If you’re someone who has long arms based on the graphic above, but are benching with a shoulder-width grip, you would be a strong candidate to start widening your grip for bench press.
Use a general range of 1.5X – 2X shoulder-width distance
In the exercise science community, the broad recommendation for a wide grip bench press is 2X shoulder-width distance.
However, it’s clear that based on the powerlifting rules for bench press, and someone’s limb lengths/proportions that a fixed 2X shoulder-width grip is not practical in the real world.
This is why we should use more of a range between 1.5X – 2X shoulder-width distance to determine the optimal grip for bench press. There are many strong bench pressers who fall within this range, and you’d likely be able to maximize your bench press strength within this range as well.
One other aspect that we can’t ignore is someone’s personal preferences.
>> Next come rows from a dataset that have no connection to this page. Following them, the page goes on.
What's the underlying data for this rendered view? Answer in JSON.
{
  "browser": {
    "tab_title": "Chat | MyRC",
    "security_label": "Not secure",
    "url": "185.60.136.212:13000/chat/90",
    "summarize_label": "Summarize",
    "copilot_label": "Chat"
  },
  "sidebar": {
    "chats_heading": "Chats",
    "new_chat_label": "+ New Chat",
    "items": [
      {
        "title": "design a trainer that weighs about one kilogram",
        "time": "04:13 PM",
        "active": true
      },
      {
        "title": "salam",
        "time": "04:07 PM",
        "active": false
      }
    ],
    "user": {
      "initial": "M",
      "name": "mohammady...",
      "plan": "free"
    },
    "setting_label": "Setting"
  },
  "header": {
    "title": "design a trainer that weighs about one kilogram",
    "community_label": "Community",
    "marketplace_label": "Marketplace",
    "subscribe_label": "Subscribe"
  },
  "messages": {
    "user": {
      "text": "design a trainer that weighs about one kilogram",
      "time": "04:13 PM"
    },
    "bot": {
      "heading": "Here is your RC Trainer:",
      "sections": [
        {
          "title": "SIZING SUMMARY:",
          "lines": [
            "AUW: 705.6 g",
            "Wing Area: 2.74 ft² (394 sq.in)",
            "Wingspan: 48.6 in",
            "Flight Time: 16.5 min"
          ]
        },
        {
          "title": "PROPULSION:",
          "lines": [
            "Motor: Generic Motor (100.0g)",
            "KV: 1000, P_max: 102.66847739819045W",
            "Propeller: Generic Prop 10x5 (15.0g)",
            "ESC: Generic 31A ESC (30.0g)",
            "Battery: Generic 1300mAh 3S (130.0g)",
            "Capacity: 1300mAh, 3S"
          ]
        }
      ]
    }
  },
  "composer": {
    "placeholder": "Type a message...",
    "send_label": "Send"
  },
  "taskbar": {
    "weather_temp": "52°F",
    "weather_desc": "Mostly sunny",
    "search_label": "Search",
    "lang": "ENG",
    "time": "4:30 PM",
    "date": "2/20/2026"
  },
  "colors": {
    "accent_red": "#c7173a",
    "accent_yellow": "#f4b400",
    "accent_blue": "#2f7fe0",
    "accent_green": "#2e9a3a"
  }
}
A lifter might commit to widening their grip out over several months, but after a long-term commitment, if they still don’t feel comfortable in this grip despite their best efforts, then they should not blindly keep a wide grip. A more moderate grip closer to the 1.5X shoulder-width distance might produce better results for them.
Is it Easier or Harder To Bench Press In a Wide Grip?
One other question I get about wide grip bench pressing is whether it’s easier or harder.
A wide grip bench press will only be harder if you don’t have strong pec muscles and shoulder stabilization. You can get stronger in a wide grip bench press if you move your grip out slowly over several months (one finger length at a time), work on increasing the size and strength of your pec muscles, and improve your shoulder stability.
The wider you grip the bar the more your chest muscles will be involved to produce force. Most powerlifters bench press in a wide grip that’s somewhere between 1.5-2X shoulder-width distance, but your exact grip should be based on your individual body mechanics and personal preferences.
Clemens JM, Aaron C (1997). Effect of grip width on the myoelectric activity of the prime movers in the bench press. Journal of Strength and Conditioning Research; 11(2): 82-87
Gilbert G, Lees A (2003). Maximum grip width regulations in powerlifting discriminate against larger athletes. Journal of Sport Sciences; 21(4): 299-300.
Green, C., Comfort, P. 2007. The affect of Grip Width on Bench Press Performance and Risk of Injury. Strength and Conditioning Journal, 29(5). DOI: 10.1519/00126548-200710000-00001
Lehman, G. The Influencer of Grip Width and Forearm Pronation/Supination on Upper-Body MyoElectric Activity During The Flat Bench Press. Journal of Strength and Conditioning Research. 2005;19(3):587-591) [Semantic Scholar]